━━━━━ The input

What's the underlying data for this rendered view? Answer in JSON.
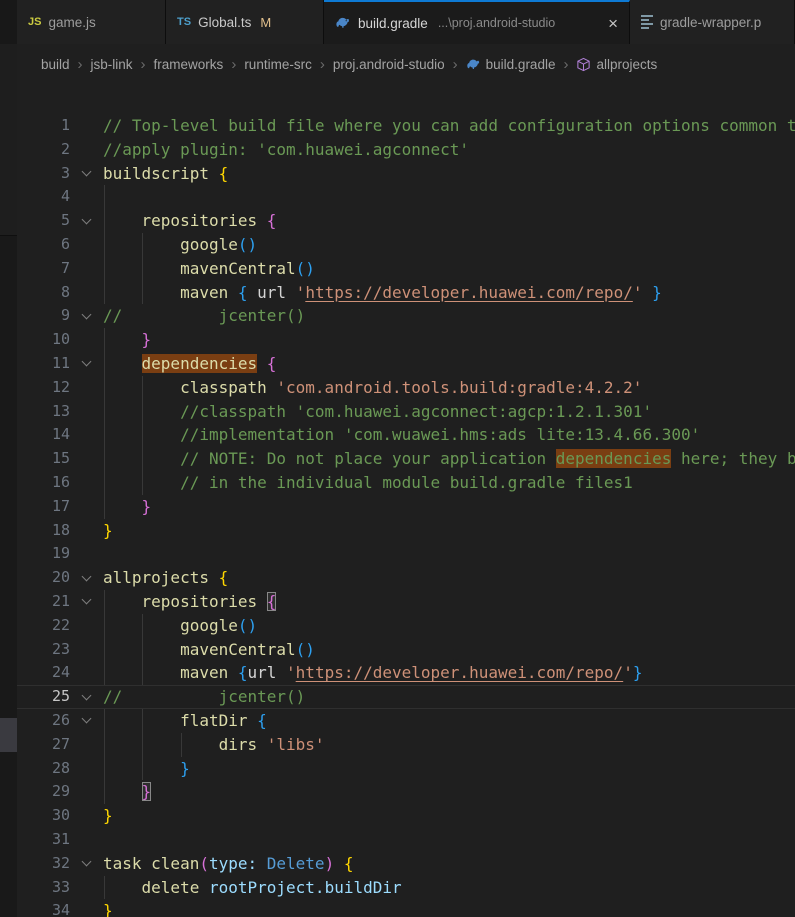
{
  "colors": {
    "editor_bg": "#1f1f1f",
    "tabbar_bg": "#181818",
    "active_tab_accent": "#0e7ad4",
    "comment": "#6a9955",
    "string": "#ce9178",
    "identifier": "#dcdcaa",
    "bracket_level1": "#ffd700",
    "bracket_level2": "#d670d6",
    "bracket_level3": "#2da0f0",
    "keyword": "#569cd6",
    "variable": "#9cdcfe",
    "word_highlight": "#7a3e12",
    "git_modified_badge": "#e2c08d",
    "gradle_icon_blue": "#4a86c8",
    "symbol_cube_purple": "#b180d7"
  },
  "tabs": [
    {
      "icon": "js-icon",
      "icon_text": "JS",
      "label": "game.js",
      "active": false
    },
    {
      "icon": "ts-icon",
      "icon_text": "TS",
      "label": "Global.ts",
      "badge": "M",
      "active": false
    },
    {
      "icon": "gradle-elephant-icon",
      "label": "build.gradle",
      "hint": "...\\proj.android-studio",
      "close": "×",
      "active": true
    },
    {
      "icon": "properties-icon",
      "label": "gradle-wrapper.p",
      "active": false
    }
  ],
  "breadcrumb": {
    "separator": "›",
    "items": [
      {
        "label": "build"
      },
      {
        "label": "jsb-link"
      },
      {
        "label": "frameworks"
      },
      {
        "label": "runtime-src"
      },
      {
        "label": "proj.android-studio"
      },
      {
        "label": "build.gradle",
        "icon": "gradle-elephant-icon"
      },
      {
        "label": "allprojects",
        "icon": "symbol-cube-icon"
      }
    ]
  },
  "editor": {
    "lines": [
      {
        "n": 1,
        "segs": [
          [
            "// Top-level build file where you can add configuration options common t",
            "cm"
          ]
        ]
      },
      {
        "n": 2,
        "segs": [
          [
            "//apply plugin: 'com.huawei.agconnect'",
            "cm"
          ]
        ]
      },
      {
        "n": 3,
        "fold": true,
        "segs": [
          [
            "buildscript ",
            "fn"
          ],
          [
            "{",
            "b1"
          ]
        ]
      },
      {
        "n": 4,
        "guides": [
          0
        ],
        "segs": []
      },
      {
        "n": 5,
        "fold": true,
        "guides": [
          0
        ],
        "segs": [
          [
            "    ",
            "wt"
          ],
          [
            "repositories ",
            "fn"
          ],
          [
            "{",
            "b2"
          ]
        ]
      },
      {
        "n": 6,
        "guides": [
          0,
          4
        ],
        "segs": [
          [
            "        ",
            "wt"
          ],
          [
            "google",
            "fn"
          ],
          [
            "()",
            "b3"
          ]
        ]
      },
      {
        "n": 7,
        "guides": [
          0,
          4
        ],
        "segs": [
          [
            "        ",
            "wt"
          ],
          [
            "mavenCentral",
            "fn"
          ],
          [
            "()",
            "b3"
          ]
        ]
      },
      {
        "n": 8,
        "guides": [
          0,
          4
        ],
        "segs": [
          [
            "        ",
            "wt"
          ],
          [
            "maven ",
            "fn"
          ],
          [
            "{",
            "b3"
          ],
          [
            " url ",
            "wt"
          ],
          [
            "'",
            "str"
          ],
          [
            "https://developer.huawei.com/repo/",
            "str u"
          ],
          [
            "'",
            "str"
          ],
          [
            " ",
            "wt"
          ],
          [
            "}",
            "b3"
          ]
        ]
      },
      {
        "n": 9,
        "fold": true,
        "segs": [
          [
            "//          jcenter()",
            "cm"
          ]
        ]
      },
      {
        "n": 10,
        "guides": [
          0
        ],
        "segs": [
          [
            "    ",
            "wt"
          ],
          [
            "}",
            "b2"
          ]
        ]
      },
      {
        "n": 11,
        "fold": true,
        "guides": [
          0
        ],
        "segs": [
          [
            "    ",
            "wt"
          ],
          [
            "dependencies",
            "fn hl"
          ],
          [
            " ",
            "wt"
          ],
          [
            "{",
            "b2"
          ]
        ]
      },
      {
        "n": 12,
        "guides": [
          0,
          4
        ],
        "segs": [
          [
            "        ",
            "wt"
          ],
          [
            "classpath ",
            "fn"
          ],
          [
            "'com.android.tools.build:gradle:4.2.2'",
            "str"
          ]
        ]
      },
      {
        "n": 13,
        "guides": [
          0,
          4
        ],
        "segs": [
          [
            "        ",
            "wt"
          ],
          [
            "//classpath 'com.huawei.agconnect:agcp:1.2.1.301'",
            "cm"
          ]
        ]
      },
      {
        "n": 14,
        "guides": [
          0,
          4
        ],
        "segs": [
          [
            "        ",
            "wt"
          ],
          [
            "//implementation 'com.wuawei.hms:ads lite:13.4.66.300'",
            "cm"
          ]
        ]
      },
      {
        "n": 15,
        "guides": [
          0,
          4
        ],
        "segs": [
          [
            "        ",
            "wt"
          ],
          [
            "// NOTE: Do not place your application ",
            "cm"
          ],
          [
            "dependencies",
            "cm hl"
          ],
          [
            " here; they b",
            "cm"
          ]
        ]
      },
      {
        "n": 16,
        "guides": [
          0,
          4
        ],
        "segs": [
          [
            "        ",
            "wt"
          ],
          [
            "// in the individual module build.gradle files1",
            "cm"
          ]
        ]
      },
      {
        "n": 17,
        "guides": [
          0
        ],
        "segs": [
          [
            "    ",
            "wt"
          ],
          [
            "}",
            "b2"
          ]
        ]
      },
      {
        "n": 18,
        "segs": [
          [
            "}",
            "b1"
          ]
        ]
      },
      {
        "n": 19,
        "segs": []
      },
      {
        "n": 20,
        "fold": true,
        "segs": [
          [
            "allprojects ",
            "fn"
          ],
          [
            "{",
            "b1"
          ]
        ]
      },
      {
        "n": 21,
        "fold": true,
        "guides": [
          0
        ],
        "segs": [
          [
            "    ",
            "wt"
          ],
          [
            "repositories ",
            "fn"
          ],
          [
            "{",
            "b2 box"
          ]
        ]
      },
      {
        "n": 22,
        "guides": [
          0,
          4
        ],
        "segs": [
          [
            "        ",
            "wt"
          ],
          [
            "google",
            "fn"
          ],
          [
            "()",
            "b3"
          ]
        ]
      },
      {
        "n": 23,
        "guides": [
          0,
          4
        ],
        "segs": [
          [
            "        ",
            "wt"
          ],
          [
            "mavenCentral",
            "fn"
          ],
          [
            "()",
            "b3"
          ]
        ]
      },
      {
        "n": 24,
        "guides": [
          0,
          4
        ],
        "segs": [
          [
            "        ",
            "wt"
          ],
          [
            "maven ",
            "fn"
          ],
          [
            "{",
            "b3"
          ],
          [
            "url ",
            "wt"
          ],
          [
            "'",
            "str"
          ],
          [
            "https://developer.huawei.com/repo/",
            "str u"
          ],
          [
            "'",
            "str"
          ],
          [
            "}",
            "b3"
          ]
        ]
      },
      {
        "n": 25,
        "fold": true,
        "cur": true,
        "segs": [
          [
            "//          jcenter()",
            "cm"
          ]
        ]
      },
      {
        "n": 26,
        "fold": true,
        "guides": [
          0,
          4
        ],
        "segs": [
          [
            "        ",
            "wt"
          ],
          [
            "flatDir ",
            "fn"
          ],
          [
            "{",
            "b3"
          ]
        ]
      },
      {
        "n": 27,
        "guides": [
          0,
          4,
          8
        ],
        "segs": [
          [
            "            ",
            "wt"
          ],
          [
            "dirs ",
            "fn"
          ],
          [
            "'libs'",
            "str"
          ]
        ]
      },
      {
        "n": 28,
        "guides": [
          0,
          4
        ],
        "segs": [
          [
            "        ",
            "wt"
          ],
          [
            "}",
            "b3"
          ]
        ]
      },
      {
        "n": 29,
        "guides": [
          0
        ],
        "segs": [
          [
            "    ",
            "wt"
          ],
          [
            "}",
            "b2 box"
          ]
        ]
      },
      {
        "n": 30,
        "segs": [
          [
            "}",
            "b1"
          ]
        ]
      },
      {
        "n": 31,
        "segs": []
      },
      {
        "n": 32,
        "fold": true,
        "segs": [
          [
            "task clean",
            "fn"
          ],
          [
            "(",
            "b2"
          ],
          [
            "type: ",
            "var"
          ],
          [
            "Delete",
            "kw"
          ],
          [
            ")",
            "b2"
          ],
          [
            " ",
            "wt"
          ],
          [
            "{",
            "b1"
          ]
        ]
      },
      {
        "n": 33,
        "guides": [
          0
        ],
        "segs": [
          [
            "    ",
            "wt"
          ],
          [
            "delete ",
            "fn"
          ],
          [
            "rootProject.buildDir",
            "var"
          ]
        ]
      },
      {
        "n": 34,
        "segs": [
          [
            "}",
            "b1"
          ]
        ]
      }
    ]
  }
}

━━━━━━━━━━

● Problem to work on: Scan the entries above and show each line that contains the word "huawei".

● Response to the task:
            "//apply plugin: 'com.huawei.agconnect'",
            "https://developer.huawei.com/repo/",
            "//classpath 'com.huawei.agconnect:agcp:1.2.1.301'",
            "https://developer.huawei.com/repo/",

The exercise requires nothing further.